Electricity Taxes and Surcharges
- Taxes on delivery charges
- Gas service type: residential.
- Gas rate type: 08701H Sales: This means your electricity supply is made by NYSEG. If you purchase gas from an ESCO it will be noted here
- Service from: same as for electricity.
- PoD ID: same as for electricity.
- Meter information: meter number, current and previous meter read date and ccf (unit of volume equal to 100 cubic feet) reading, and calculated amount of ccf and corresponding days. For the gas bill, 2 separate readings have been made: one for the last 17 days of January and one for the first 15 days of February. This was not done for the electricity bill since it was assumed by NYSEG that the customer's usage was the same every day, and therefore there was no need to count the January and February meter readings separately.
Natural Gas Delivery Charges
- Natural gas used (ccf): The ccf is a unit of volume equal to 100 cubic feet. Indeed, natural gas cannot be measured by a meter by its energy, but by its volume. The volume is then converted into energy. We know that 1 ccf will supply 1.0287 therms of energy, therefore we can calculate the energy consumed over the whole month.
- Basic service charge: For gas delivery the first 3 therms of gas are included in the basic service charge.
- Delivery charge: The delivery of the next 47 therms is priced at 52.9¢/therm. For the rest of the gas demanded (240.1 therms), the price is lower, 12¢/therm.
- Weather adjustment: Gas bills tend to vary more between cold and hot months. This charge balances gas bills during cold weather between October 1 and May 31: if temperatures during that time are colder than usual, customers are credited a weather adjustment. If temperatures are warmer than usual, customers are charged a weather adjustment.
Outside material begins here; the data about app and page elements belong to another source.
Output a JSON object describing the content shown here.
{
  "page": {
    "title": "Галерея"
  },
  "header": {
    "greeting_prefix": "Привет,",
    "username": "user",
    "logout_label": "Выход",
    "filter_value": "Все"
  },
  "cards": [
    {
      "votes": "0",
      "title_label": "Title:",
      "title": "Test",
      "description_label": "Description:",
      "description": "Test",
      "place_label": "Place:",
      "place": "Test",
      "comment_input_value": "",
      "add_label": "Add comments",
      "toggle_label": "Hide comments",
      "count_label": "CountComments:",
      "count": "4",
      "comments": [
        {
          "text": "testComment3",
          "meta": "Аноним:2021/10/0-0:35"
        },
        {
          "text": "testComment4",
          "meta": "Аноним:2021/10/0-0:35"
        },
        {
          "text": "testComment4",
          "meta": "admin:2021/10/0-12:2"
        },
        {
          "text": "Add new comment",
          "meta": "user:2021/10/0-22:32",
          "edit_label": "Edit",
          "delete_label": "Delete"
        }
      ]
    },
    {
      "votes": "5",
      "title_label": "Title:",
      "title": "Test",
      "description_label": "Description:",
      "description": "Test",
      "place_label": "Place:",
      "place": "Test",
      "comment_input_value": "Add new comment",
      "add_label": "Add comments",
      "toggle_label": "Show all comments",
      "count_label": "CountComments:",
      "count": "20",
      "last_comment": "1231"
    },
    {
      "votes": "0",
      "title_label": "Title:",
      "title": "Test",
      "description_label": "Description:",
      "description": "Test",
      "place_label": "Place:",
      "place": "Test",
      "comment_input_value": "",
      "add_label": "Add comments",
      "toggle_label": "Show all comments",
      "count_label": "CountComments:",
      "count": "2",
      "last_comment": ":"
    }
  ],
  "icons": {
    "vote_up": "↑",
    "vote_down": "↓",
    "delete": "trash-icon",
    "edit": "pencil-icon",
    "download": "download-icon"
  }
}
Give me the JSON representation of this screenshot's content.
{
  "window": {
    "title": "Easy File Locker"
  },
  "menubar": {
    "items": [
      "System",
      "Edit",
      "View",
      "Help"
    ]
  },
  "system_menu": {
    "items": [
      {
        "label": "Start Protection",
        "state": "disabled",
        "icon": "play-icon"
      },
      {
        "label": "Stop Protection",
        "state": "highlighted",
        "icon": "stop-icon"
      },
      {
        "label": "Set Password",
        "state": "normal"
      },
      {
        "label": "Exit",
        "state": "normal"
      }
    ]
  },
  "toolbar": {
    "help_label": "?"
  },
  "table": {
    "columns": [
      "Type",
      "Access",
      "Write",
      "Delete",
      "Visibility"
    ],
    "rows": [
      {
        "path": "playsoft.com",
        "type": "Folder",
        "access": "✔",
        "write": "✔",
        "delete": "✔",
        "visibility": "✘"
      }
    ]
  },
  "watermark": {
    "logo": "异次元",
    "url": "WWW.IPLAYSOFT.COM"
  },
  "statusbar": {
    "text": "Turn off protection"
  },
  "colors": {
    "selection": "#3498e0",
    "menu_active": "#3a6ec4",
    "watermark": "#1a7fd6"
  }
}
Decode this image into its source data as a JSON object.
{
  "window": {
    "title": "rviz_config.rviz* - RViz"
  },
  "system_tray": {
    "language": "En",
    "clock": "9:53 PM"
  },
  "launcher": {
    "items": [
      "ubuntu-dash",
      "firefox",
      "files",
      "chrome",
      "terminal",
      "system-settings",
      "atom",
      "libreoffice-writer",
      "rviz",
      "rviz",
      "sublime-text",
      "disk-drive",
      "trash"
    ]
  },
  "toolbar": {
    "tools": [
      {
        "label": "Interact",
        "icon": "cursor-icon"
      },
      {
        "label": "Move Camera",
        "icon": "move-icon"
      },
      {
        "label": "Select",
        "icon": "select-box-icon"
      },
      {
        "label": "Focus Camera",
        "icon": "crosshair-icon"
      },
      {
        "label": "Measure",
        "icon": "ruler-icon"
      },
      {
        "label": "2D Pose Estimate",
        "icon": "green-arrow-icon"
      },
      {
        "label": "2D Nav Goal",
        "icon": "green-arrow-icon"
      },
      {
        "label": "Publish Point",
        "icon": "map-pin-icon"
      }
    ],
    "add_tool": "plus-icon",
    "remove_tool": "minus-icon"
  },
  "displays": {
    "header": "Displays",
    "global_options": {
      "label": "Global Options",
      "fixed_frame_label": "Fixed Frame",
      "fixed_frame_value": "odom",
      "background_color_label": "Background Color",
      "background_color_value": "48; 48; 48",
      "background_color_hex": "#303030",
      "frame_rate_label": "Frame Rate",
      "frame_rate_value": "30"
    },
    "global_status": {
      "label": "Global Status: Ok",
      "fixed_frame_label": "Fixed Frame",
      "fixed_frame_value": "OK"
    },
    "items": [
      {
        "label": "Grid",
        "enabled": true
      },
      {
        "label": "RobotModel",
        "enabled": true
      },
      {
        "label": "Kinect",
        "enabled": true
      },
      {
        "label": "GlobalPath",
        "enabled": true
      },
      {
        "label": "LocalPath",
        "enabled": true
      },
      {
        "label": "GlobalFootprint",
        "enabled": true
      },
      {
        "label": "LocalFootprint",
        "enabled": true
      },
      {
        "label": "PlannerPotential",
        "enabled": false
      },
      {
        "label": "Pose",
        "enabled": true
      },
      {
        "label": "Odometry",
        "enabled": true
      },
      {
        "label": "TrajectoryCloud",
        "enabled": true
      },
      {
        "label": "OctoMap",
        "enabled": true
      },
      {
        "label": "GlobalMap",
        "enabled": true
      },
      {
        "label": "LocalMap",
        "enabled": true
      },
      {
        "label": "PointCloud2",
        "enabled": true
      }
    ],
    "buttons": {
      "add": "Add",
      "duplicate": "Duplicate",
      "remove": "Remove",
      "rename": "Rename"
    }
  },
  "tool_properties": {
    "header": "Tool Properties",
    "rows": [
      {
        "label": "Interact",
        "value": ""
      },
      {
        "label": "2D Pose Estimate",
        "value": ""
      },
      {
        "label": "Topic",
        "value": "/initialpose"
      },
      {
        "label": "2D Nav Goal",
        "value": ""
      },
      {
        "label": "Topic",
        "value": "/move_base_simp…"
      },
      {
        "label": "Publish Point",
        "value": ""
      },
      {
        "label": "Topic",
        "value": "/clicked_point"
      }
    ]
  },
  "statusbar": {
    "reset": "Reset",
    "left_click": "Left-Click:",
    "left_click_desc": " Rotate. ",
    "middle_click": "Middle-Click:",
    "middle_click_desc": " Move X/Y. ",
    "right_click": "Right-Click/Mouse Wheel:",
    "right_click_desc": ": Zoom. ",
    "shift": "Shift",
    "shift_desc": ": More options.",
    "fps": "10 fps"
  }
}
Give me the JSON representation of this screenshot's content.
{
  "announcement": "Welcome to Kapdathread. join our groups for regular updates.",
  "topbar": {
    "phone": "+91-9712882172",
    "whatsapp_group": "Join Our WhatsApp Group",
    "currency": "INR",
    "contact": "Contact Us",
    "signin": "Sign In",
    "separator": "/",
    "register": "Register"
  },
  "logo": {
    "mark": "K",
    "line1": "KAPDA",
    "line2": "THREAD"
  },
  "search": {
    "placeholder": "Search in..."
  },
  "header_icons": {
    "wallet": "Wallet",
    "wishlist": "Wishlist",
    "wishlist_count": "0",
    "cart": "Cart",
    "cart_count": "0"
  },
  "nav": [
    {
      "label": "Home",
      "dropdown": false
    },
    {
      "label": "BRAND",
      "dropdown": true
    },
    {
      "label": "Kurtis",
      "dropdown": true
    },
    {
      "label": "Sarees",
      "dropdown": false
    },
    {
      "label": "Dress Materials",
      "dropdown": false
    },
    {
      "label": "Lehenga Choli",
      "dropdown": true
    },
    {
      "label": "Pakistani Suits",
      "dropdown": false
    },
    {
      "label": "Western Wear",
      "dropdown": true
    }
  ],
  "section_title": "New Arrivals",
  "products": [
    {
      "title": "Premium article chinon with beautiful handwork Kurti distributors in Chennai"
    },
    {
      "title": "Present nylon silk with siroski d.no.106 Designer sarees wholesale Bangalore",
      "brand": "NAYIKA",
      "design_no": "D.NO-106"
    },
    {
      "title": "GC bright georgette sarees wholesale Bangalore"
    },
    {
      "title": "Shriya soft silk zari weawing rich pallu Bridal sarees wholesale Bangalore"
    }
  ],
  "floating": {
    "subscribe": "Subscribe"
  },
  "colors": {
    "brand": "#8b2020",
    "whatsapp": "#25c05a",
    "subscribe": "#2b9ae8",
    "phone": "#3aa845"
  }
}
- Research & development charge: Consistent with the PSC (Public Service Commission) order in Case 99-G-1369, NYSEG can charge a Research and Development Adjustment to provide funding for R&D programs. R&D funding obtained from this charge must be inferior or equal to $650,000 per year.
- Transition surcharge: Customers are billed the cost or benefit of NYSEG’s long-term gas supply contracts (may be positive or negative). This charge will not change whether you purchase your gas supply from NYSEG or from an alternate supplier (ESCO). This is the gas equivalent of the electric "Transition charge".
- Revenue decoupling mechanism: same as for electricity.
- NY state assessment: same as for electricity.
- SBC charge: System Benefits Charge: Pays for energy efficiency initiatives, education and outreach, R&D, and energy assistance for people with low-income.
Example of a 2014 NYSEG bill - page 4
Gas Service (continued)
Natural Gas Supply Charges:
- Supply charge - January: The market price of natural gas supply used during the January portion of the billing period. The price will therefore be the average market price over that period of time (the last 17 days of January, as indicated on the meter read information)
- Supply charge - February: The February portion of the supply charge.
- Merchant function charge: As for electricity, it is a charge for NYSEG's cost to procure the gas supply, (and to transport it to NYSEG's transmission & distribution system). NYSEG will not bill you this charge if you choose an alternate supplier (ESCO). As described above, the merchant function charge is not the same every month, therefore it is divided between the January and the February cost pro rata of the amount of days.
- Natural Gas Taxes and Surcharges: State taxes applied to the delivery of the gas.
Usage Chart Information
This section will display charts of your historic electricity and gas usage. This enables you to better understand your own usage, and how to manage it.
Example of a 2014 NYSEG bill - page 5
This pages gives you a definition of parts of your bill.